> _Task directions_: Leave out the pictures and copy everything else in the entries exactly.

> _Data provided_:
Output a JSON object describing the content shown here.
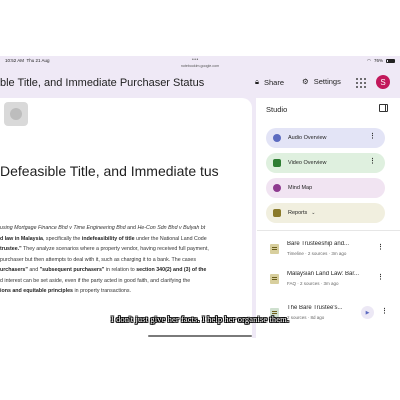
{
  "status_bar": {
    "time": "10:52 AM",
    "date": "Thu 21 Aug",
    "dots": "•••",
    "url": "notebooklm.google.com",
    "battery": "76%"
  },
  "header": {
    "notebook_title": "ble Title, and Immediate Purchaser Status",
    "share_label": "Share",
    "settings_label": "Settings",
    "avatar_letter": "S"
  },
  "source_view": {
    "heading": "Defeasible Title, and Immediate tus",
    "paragraph": {
      "seg1": "using Mortgage Finance Bhd v Time Engineering Bhd",
      "seg2": " and ",
      "seg3": "He-Con Sdn Bhd v Bulyah bt",
      "seg4": "d law in Malaysia",
      "seg5": ", specifically the ",
      "seg6": "indefeasibility of title",
      "seg7": " under the National Land Code",
      "seg8": "trustee.\"",
      "seg9": " They analyze scenarios where a property vendor, having received full payment,",
      "seg10": "purchaser but then attempts to deal with it, such as charging it to a bank. The cases",
      "seg11": "urchasers\"",
      "seg12": " and ",
      "seg13": "\"subsequent purchasers\"",
      "seg14": " in relation to ",
      "seg15": "section 340(2) and (3) of the",
      "seg16": "d interest can be set aside, even if the party acted in good faith, and clarifying the",
      "seg17": "ions and equitable principles",
      "seg18": " in property transactions."
    }
  },
  "studio": {
    "title": "Studio",
    "cards": {
      "audio": "Audio Overview",
      "video": "Video Overview",
      "mind_map": "Mind Map",
      "reports": "Reports"
    },
    "notes": [
      {
        "title": "Bare Trusteeship and...",
        "meta": "Timeline · 2 sources · 3m ago"
      },
      {
        "title": "Malaysian Land Law: Bar...",
        "meta": "FAQ · 2 sources · 3m ago"
      },
      {
        "title": "The Bare Trustee's...",
        "meta": "2 sources · 8d ago"
      }
    ]
  },
  "caption": "I don't just give her facts. I help her organise them."
}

> _Output of the exercise_:
Output a JSON object describing the content shown here.
{
  "status_bar": {
    "time": "10:52 AM",
    "date": "Thu 21 Aug",
    "dots": "•••",
    "url": "notebooklm.google.com",
    "battery": "76%"
  },
  "header": {
    "notebook_title": "ble Title, and Immediate Purchaser Status",
    "share_label": "Share",
    "settings_label": "Settings",
    "avatar_letter": "S"
  },
  "source_view": {
    "heading": "Defeasible Title, and Immediate tus",
    "paragraph": {
      "seg1": "using Mortgage Finance Bhd v Time Engineering Bhd",
      "seg2": " and ",
      "seg3": "He-Con Sdn Bhd v Bulyah bt",
      "seg4": "d law in Malaysia",
      "seg5": ", specifically the ",
      "seg6": "indefeasibility of title",
      "seg7": " under the National Land Code",
      "seg8": "trustee.\"",
      "seg9": " They analyze scenarios where a property vendor, having received full payment,",
      "seg10": "purchaser but then attempts to deal with it, such as charging it to a bank. The cases",
      "seg11": "urchasers\"",
      "seg12": " and ",
      "seg13": "\"subsequent purchasers\"",
      "seg14": " in relation to ",
      "seg15": "section 340(2) and (3) of the",
      "seg16": "d interest can be set aside, even if the party acted in good faith, and clarifying the",
      "seg17": "ions and equitable principles",
      "seg18": " in property transactions."
    }
  },
  "studio": {
    "title": "Studio",
    "cards": {
      "audio": "Audio Overview",
      "video": "Video Overview",
      "mind_map": "Mind Map",
      "reports": "Reports"
    },
    "notes": [
      {
        "title": "Bare Trusteeship and...",
        "meta": "Timeline · 2 sources · 3m ago"
      },
      {
        "title": "Malaysian Land Law: Bar...",
        "meta": "FAQ · 2 sources · 3m ago"
      },
      {
        "title": "The Bare Trustee's...",
        "meta": "2 sources · 8d ago"
      }
    ]
  },
  "caption": "I don't just give her facts. I help her organise them."
}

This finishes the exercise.